Start of GIVEN RECORDS

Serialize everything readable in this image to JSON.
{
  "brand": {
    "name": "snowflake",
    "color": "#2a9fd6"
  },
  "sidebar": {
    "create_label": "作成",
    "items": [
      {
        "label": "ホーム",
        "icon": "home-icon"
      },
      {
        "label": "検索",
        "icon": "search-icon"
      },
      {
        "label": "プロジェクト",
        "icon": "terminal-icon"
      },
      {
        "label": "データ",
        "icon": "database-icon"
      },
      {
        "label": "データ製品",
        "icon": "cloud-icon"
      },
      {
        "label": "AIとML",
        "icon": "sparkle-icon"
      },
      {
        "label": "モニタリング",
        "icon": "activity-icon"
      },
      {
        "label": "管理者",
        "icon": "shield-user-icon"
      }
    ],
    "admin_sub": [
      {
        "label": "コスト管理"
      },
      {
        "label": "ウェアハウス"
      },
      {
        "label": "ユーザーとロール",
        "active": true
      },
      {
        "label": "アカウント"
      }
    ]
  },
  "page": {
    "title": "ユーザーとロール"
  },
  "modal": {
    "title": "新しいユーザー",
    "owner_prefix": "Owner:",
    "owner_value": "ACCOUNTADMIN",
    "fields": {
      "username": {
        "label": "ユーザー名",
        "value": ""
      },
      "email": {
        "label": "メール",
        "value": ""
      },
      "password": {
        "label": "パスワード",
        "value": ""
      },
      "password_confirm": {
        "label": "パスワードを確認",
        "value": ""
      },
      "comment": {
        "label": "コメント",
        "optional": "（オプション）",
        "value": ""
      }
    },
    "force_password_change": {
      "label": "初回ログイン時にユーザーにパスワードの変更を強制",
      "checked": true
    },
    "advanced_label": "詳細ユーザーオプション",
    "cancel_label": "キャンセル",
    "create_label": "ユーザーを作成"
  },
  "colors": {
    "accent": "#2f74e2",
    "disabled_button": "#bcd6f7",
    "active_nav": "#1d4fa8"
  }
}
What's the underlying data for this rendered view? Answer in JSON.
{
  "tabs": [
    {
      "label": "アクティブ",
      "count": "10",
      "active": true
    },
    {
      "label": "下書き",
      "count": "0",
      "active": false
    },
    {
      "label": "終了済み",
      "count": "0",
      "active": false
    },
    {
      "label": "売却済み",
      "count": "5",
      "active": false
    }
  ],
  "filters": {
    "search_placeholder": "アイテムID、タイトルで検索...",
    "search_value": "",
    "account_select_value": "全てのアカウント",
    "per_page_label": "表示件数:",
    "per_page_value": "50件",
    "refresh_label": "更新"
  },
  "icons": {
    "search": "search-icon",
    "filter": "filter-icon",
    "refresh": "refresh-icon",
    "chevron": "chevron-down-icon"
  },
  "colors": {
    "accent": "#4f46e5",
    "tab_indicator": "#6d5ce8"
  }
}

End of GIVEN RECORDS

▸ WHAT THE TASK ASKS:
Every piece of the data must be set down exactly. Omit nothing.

▸ PROBLEM SOLUTION:
Serialize everything readable in this image to JSON.
{
  "brand": {
    "name": "snowflake",
    "color": "#2a9fd6"
  },
  "sidebar": {
    "create_label": "作成",
    "items": [
      {
        "label": "ホーム",
        "icon": "home-icon"
      },
      {
        "label": "検索",
        "icon": "search-icon"
      },
      {
        "label": "プロジェクト",
        "icon": "terminal-icon"
      },
      {
        "label": "データ",
        "icon": "database-icon"
      },
      {
        "label": "データ製品",
        "icon": "cloud-icon"
      },
      {
        "label": "AIとML",
        "icon": "sparkle-icon"
      },
      {
        "label": "モニタリング",
        "icon": "activity-icon"
      },
      {
        "label": "管理者",
        "icon": "shield-user-icon"
      }
    ],
    "admin_sub": [
      {
        "label": "コスト管理"
      },
      {
        "label": "ウェアハウス"
      },
      {
        "label": "ユーザーとロール",
        "active": true
      },
      {
        "label": "アカウント"
      }
    ]
  },
  "page": {
    "title": "ユーザーとロール"
  },
  "modal": {
    "title": "新しいユーザー",
    "owner_prefix": "Owner:",
    "owner_value": "ACCOUNTADMIN",
    "fields": {
      "username": {
        "label": "ユーザー名",
        "value": ""
      },
      "email": {
        "label": "メール",
        "value": ""
      },
      "password": {
        "label": "パスワード",
        "value": ""
      },
      "password_confirm": {
        "label": "パスワードを確認",
        "value": ""
      },
      "comment": {
        "label": "コメント",
        "optional": "（オプション）",
        "value": ""
      }
    },
    "force_password_change": {
      "label": "初回ログイン時にユーザーにパスワードの変更を強制",
      "checked": true
    },
    "advanced_label": "詳細ユーザーオプション",
    "cancel_label": "キャンセル",
    "create_label": "ユーザーを作成"
  },
  "colors": {
    "accent": "#2f74e2",
    "disabled_button": "#bcd6f7",
    "active_nav": "#1d4fa8"
  }
}
What's the underlying data for this rendered view? Answer in JSON.
{
  "tabs": [
    {
      "label": "アクティブ",
      "count": "10",
      "active": true
    },
    {
      "label": "下書き",
      "count": "0",
      "active": false
    },
    {
      "label": "終了済み",
      "count": "0",
      "active": false
    },
    {
      "label": "売却済み",
      "count": "5",
      "active": false
    }
  ],
  "filters": {
    "search_placeholder": "アイテムID、タイトルで検索...",
    "search_value": "",
    "account_select_value": "全てのアカウント",
    "per_page_label": "表示件数:",
    "per_page_value": "50件",
    "refresh_label": "更新"
  },
  "icons": {
    "search": "search-icon",
    "filter": "filter-icon",
    "refresh": "refresh-icon",
    "chevron": "chevron-down-icon"
  },
  "colors": {
    "accent": "#4f46e5",
    "tab_indicator": "#6d5ce8"
  }
}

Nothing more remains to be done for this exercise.